I asked her about the fact that tier pricing has not changed, though land prices have fallen. She said in the slexchange foum that land prices will, ” …fall so low it is worthless. There will be so much available that tier pricing will be crazy. No way to make tier. Many were struggling already. This will make it worse. “ I asked her what she meant by this statement. Her resonse was , “land owners will do whatever is takes to get people to rent on the sim they own. This means undercutting values drastically. I have already heard of someone PAYING people to take land.”
Elliot Eldrich points out that the asset server problems, the problems with transactions being cancelled on a recurring basis, have also contributed to a decrease in sales on his sims. As land owners they are directly responsible for the tier fees on their property. At what point do the monthly fees begin to eliminate the profits that are generated by the rentals of their rland to tenants, and the cost of the services provided outweigh again monies realized for either further investment or profit. Both parties do state that the high level of service they provide for their tenants keeps them liquid, which is a testament to the market correcting failure in things like a good landlord. And of course as more people come to Second Life, as they have been, the potential for more customers also continues to grow.

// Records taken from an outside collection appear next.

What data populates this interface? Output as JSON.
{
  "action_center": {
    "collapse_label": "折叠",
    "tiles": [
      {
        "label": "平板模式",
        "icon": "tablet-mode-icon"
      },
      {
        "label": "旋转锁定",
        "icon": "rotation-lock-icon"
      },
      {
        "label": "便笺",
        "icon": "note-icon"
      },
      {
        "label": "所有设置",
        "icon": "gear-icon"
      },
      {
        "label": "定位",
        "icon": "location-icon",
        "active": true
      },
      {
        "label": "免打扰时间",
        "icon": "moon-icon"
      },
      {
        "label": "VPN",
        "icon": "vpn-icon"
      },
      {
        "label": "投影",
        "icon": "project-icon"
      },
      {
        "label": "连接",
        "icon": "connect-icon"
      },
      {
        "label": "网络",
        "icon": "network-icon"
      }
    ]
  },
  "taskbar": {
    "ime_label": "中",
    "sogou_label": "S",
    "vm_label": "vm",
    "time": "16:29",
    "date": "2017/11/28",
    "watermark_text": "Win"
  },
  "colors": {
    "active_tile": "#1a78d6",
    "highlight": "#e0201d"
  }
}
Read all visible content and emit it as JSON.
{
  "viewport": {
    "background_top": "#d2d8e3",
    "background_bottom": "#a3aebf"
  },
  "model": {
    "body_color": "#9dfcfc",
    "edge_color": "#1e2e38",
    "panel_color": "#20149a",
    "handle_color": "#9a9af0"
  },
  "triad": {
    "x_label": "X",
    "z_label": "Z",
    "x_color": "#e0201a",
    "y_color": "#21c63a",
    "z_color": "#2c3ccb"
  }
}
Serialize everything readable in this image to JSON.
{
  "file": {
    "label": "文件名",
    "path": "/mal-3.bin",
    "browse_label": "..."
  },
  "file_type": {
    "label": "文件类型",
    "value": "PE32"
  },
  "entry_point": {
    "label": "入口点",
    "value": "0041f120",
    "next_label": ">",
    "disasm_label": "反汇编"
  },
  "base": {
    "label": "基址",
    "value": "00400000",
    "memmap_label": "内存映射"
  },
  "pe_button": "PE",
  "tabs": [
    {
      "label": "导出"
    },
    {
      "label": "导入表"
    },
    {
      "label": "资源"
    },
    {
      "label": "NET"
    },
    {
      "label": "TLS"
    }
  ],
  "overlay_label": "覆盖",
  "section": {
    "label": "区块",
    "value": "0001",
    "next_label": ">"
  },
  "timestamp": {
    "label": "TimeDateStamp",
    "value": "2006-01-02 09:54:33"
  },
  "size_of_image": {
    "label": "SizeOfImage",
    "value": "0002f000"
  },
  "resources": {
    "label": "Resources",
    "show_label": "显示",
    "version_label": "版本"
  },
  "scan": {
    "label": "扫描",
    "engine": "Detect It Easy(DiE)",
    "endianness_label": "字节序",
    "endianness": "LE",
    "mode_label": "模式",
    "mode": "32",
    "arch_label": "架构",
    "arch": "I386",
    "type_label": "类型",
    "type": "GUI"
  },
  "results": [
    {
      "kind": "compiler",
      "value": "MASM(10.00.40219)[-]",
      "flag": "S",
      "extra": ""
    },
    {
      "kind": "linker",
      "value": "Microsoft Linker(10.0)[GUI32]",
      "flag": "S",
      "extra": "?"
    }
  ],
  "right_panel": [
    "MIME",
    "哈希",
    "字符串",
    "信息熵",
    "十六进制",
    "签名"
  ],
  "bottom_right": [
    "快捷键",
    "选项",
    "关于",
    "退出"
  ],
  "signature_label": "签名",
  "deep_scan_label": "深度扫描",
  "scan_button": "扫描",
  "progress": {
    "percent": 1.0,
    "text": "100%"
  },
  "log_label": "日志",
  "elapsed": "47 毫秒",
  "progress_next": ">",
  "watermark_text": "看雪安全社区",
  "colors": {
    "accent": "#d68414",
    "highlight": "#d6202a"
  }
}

Elliot Eldrich said the greatest improvement he would wish to see is greater stability on the site. He said he would like to see a couple of weeks go by without a single announcement saying “don’t do any transaction.”
Time is in essence real money here. Elliot also stated that the service LL provides is an issue, just as the service he provides is, but he hasn’t heard of any landowners abandoning their holdings.
He stated that while the RL economy is bad at present, especially in the USA, a few points are to be made here - although this means of people do not have the extra money to spend on creating SL, it also means that only in SL, where one doesn’t have to pay what might be $4.00 a gallon of gas soon, you will still be able to go somewhere special this summer.
And while tier prices aren’t inconsequential, relative to what you can get in the inflationary environment RL is proving to be in the US, it does provide a great form of entertainment, community and fun.
I asked Melody what effect the decline in the RL economy would have on SL land. Her response was brilliant - she said, ” None, people will still do what it takes to lead the life here (SL) they cannot have there (RL). You may also want to note, however, that the RL economy’s slump isn’t hitting all countries yet, so with SL being an international platform it can skip any woes one particular country can have.”
Another point made is that the USA is certainly not the only player.
Melody Regent is heavily invested in SL. She owns 15 sims, and maintains a very high level of service. I asked her if the recent drop in land values affected her in particular.
Her response was this, ” I have lowered the prices slightly on the sims. I am also taking two full sims, and converting them into Open Spaces. Those are the future…for now.”
She also mentioned that the OpenSim will force at some point LL to revaluate the tier pricing structure, but that she thought they will hold the price on tier for as long as possible.
Heavily invested landowners do not seem to be leaving anytime soon, the increase in land available will only be a bonus for LL and future residents who pay less per sim.
and that is our MetaNews